Check every line of the material for the word "関数の作成". Copy those that have it.

(Source material begins)

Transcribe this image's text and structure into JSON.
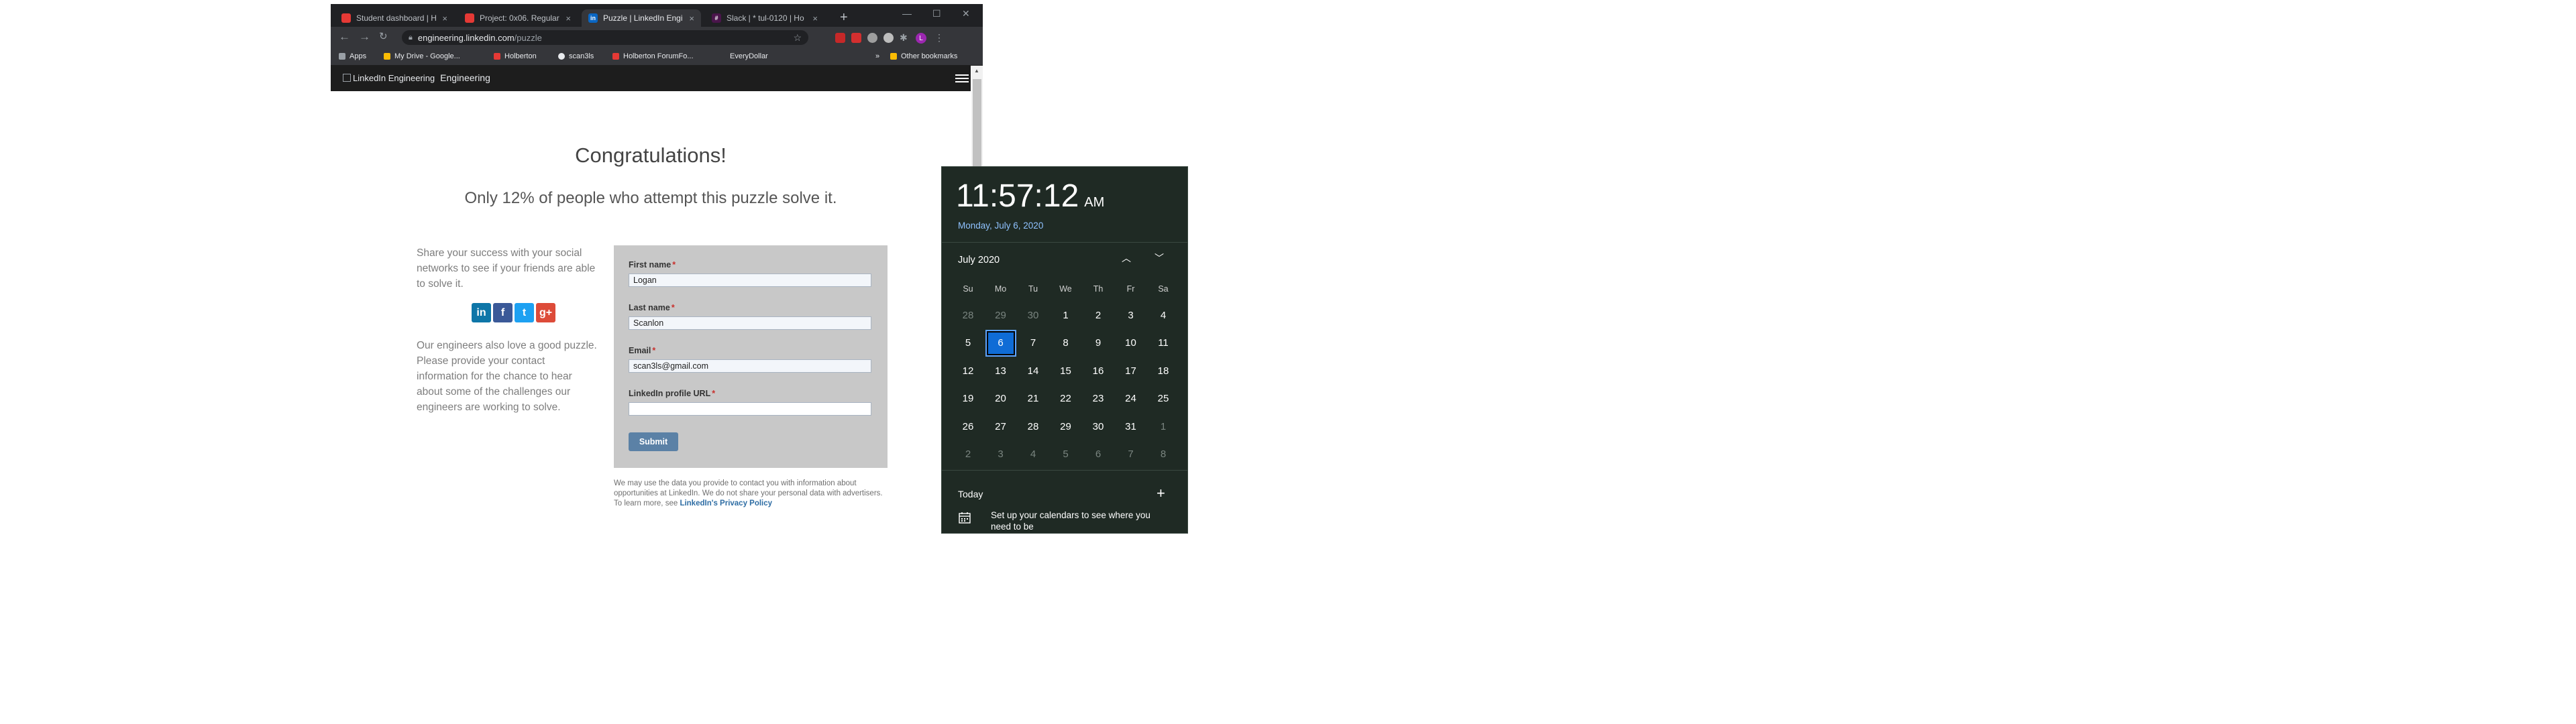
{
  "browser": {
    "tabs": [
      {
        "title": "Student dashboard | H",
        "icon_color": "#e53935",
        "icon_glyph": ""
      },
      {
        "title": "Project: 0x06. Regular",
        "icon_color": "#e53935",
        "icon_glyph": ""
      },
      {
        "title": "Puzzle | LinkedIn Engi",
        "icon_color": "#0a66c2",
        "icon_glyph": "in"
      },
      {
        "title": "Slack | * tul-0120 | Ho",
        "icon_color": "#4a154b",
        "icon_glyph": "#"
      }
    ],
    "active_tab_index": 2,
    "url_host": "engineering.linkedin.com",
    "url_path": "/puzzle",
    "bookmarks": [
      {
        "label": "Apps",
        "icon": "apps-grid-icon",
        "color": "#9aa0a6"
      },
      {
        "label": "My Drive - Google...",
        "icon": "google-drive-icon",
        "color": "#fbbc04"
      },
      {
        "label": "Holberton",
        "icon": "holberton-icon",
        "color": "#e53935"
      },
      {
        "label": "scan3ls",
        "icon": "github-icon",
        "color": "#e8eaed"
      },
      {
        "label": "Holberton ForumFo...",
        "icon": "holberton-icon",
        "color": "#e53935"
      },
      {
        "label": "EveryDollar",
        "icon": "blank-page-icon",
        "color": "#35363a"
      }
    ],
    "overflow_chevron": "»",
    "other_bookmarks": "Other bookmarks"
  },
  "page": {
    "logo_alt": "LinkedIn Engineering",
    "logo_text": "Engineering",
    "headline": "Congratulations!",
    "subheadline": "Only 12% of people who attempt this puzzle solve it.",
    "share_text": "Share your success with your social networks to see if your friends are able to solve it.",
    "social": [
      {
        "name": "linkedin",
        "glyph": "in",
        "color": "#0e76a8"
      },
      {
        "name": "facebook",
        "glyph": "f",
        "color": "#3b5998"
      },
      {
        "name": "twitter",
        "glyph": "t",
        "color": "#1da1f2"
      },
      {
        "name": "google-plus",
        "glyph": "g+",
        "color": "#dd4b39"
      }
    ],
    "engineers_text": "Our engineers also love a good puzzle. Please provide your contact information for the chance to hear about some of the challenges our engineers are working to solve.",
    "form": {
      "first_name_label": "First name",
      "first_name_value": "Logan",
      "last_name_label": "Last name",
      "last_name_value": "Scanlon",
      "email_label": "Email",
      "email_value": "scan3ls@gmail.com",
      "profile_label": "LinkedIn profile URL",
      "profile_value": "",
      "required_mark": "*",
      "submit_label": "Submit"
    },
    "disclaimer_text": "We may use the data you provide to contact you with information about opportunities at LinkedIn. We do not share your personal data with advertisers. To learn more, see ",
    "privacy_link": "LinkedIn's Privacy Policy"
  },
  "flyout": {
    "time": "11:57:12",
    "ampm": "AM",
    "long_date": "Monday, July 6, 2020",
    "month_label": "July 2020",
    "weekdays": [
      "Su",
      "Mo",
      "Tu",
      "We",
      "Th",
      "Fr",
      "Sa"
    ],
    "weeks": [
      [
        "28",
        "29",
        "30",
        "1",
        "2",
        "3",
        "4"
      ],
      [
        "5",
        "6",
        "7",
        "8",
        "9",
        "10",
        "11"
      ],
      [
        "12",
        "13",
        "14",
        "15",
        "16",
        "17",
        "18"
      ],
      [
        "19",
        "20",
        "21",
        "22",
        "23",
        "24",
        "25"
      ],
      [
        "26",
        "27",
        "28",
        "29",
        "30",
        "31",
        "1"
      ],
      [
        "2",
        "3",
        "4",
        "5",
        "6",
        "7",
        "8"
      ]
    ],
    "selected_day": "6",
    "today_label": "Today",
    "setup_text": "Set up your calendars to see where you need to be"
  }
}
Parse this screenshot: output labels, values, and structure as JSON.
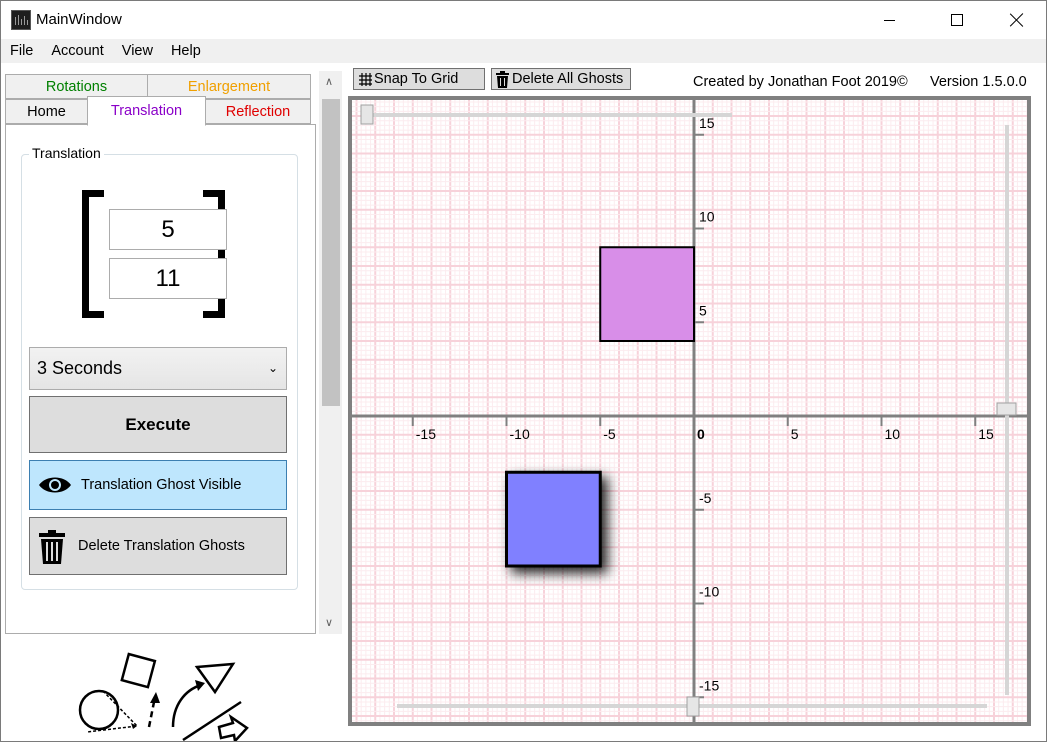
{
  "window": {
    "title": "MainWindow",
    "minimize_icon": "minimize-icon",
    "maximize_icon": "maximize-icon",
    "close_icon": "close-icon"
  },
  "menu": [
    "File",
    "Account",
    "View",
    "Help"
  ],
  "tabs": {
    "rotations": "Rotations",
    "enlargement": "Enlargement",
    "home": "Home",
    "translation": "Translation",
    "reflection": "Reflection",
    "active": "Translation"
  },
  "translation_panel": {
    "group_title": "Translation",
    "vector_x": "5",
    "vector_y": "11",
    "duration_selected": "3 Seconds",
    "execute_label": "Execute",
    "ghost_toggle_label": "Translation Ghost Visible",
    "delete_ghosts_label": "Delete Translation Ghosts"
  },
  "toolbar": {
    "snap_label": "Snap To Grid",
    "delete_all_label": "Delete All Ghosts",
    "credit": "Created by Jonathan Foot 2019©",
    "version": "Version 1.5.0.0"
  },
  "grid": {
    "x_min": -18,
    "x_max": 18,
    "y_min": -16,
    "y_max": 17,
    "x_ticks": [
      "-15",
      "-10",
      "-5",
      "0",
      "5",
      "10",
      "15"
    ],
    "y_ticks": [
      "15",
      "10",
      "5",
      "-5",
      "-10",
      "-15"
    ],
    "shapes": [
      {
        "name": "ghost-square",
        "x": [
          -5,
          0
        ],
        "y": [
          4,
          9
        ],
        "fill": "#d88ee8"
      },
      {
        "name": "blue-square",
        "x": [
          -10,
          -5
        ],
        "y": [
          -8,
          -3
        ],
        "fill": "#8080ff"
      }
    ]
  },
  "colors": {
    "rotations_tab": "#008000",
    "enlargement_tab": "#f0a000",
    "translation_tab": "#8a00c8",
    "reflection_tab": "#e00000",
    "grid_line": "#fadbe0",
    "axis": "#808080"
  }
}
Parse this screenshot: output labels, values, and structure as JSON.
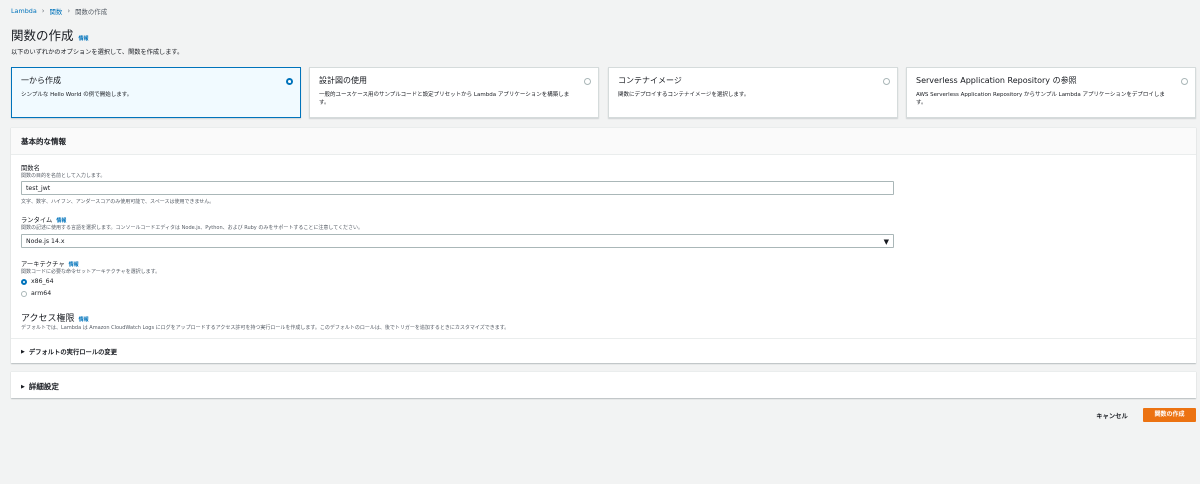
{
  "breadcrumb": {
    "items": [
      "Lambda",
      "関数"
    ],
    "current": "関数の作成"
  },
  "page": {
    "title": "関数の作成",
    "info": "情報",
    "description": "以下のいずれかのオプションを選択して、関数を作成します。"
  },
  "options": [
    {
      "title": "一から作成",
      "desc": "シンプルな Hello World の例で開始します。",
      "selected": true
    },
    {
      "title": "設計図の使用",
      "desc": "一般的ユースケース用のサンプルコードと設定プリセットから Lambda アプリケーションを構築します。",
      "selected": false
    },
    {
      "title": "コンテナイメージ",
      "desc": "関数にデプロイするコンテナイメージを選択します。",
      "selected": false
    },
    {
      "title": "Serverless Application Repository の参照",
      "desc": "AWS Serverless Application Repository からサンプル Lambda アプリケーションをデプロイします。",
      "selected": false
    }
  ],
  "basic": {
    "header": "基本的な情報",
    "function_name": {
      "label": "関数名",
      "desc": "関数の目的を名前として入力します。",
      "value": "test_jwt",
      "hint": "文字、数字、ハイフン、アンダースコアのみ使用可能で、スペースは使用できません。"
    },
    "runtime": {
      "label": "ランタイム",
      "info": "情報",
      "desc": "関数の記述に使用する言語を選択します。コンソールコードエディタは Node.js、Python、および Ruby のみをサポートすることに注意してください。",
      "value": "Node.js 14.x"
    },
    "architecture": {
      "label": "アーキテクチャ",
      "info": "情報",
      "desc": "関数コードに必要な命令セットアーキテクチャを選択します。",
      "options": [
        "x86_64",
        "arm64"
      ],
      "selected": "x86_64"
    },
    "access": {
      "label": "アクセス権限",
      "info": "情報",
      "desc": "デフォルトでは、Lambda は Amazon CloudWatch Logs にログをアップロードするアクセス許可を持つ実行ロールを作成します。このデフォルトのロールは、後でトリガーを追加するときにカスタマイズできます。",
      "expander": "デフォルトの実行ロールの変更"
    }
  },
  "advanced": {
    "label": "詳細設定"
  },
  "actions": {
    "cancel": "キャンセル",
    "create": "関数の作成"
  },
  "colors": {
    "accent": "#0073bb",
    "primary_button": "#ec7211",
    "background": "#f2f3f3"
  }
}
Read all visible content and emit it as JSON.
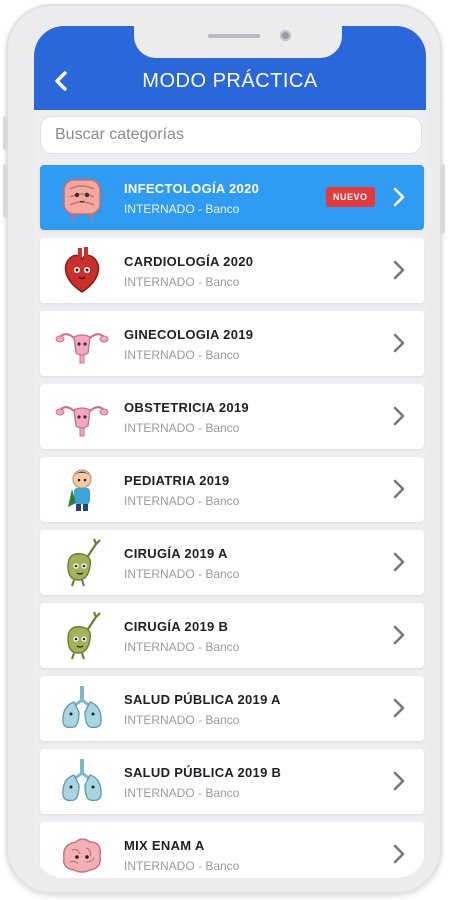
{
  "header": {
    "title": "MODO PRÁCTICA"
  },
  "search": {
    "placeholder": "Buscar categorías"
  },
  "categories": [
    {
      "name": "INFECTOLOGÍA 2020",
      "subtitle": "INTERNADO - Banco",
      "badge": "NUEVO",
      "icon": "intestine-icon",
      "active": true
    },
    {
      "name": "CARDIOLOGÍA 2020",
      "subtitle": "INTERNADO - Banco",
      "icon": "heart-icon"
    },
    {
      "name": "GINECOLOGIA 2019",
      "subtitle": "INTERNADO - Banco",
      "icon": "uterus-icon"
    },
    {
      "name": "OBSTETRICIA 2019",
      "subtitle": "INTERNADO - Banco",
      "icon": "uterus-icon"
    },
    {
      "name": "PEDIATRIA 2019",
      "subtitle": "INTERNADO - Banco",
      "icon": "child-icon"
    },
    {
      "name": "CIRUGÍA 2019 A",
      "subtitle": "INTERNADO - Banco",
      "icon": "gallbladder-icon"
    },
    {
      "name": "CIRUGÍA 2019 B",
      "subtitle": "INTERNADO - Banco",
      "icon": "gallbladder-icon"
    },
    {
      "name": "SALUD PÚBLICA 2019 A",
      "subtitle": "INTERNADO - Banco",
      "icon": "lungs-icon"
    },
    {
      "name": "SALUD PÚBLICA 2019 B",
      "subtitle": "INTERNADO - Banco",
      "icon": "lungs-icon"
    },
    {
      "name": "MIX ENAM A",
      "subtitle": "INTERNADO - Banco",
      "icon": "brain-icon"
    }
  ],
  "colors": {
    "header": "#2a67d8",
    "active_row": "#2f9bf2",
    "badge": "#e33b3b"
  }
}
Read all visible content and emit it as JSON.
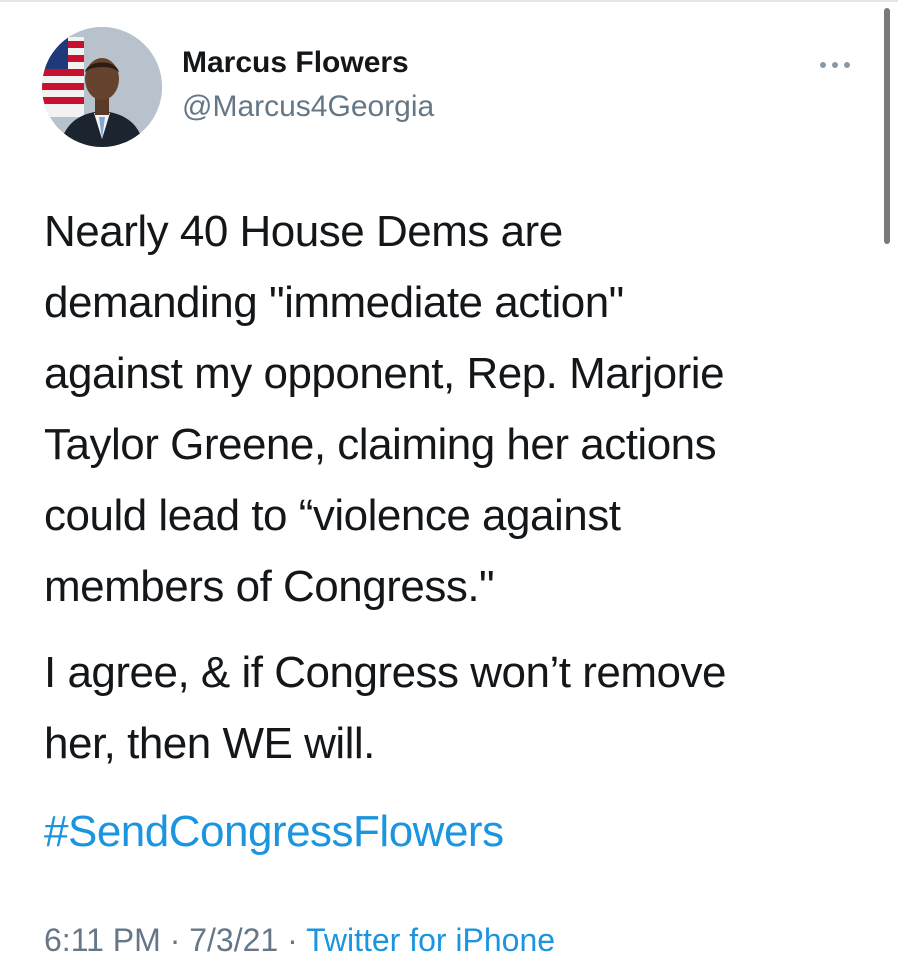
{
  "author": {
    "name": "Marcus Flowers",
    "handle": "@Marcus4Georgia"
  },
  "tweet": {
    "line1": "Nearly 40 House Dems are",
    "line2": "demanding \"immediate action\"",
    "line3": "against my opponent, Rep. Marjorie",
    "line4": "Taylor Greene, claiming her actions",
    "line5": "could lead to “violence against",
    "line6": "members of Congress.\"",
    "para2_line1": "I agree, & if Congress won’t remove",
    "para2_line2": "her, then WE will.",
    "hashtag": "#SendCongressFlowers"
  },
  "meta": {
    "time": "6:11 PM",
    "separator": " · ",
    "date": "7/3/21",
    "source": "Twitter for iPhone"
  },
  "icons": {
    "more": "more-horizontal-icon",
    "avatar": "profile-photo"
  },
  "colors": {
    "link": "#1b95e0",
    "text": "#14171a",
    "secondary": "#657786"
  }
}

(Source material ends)

### Expected output
    "current": "関数の作成"
    "title": "関数の作成",
    "create": "関数の作成"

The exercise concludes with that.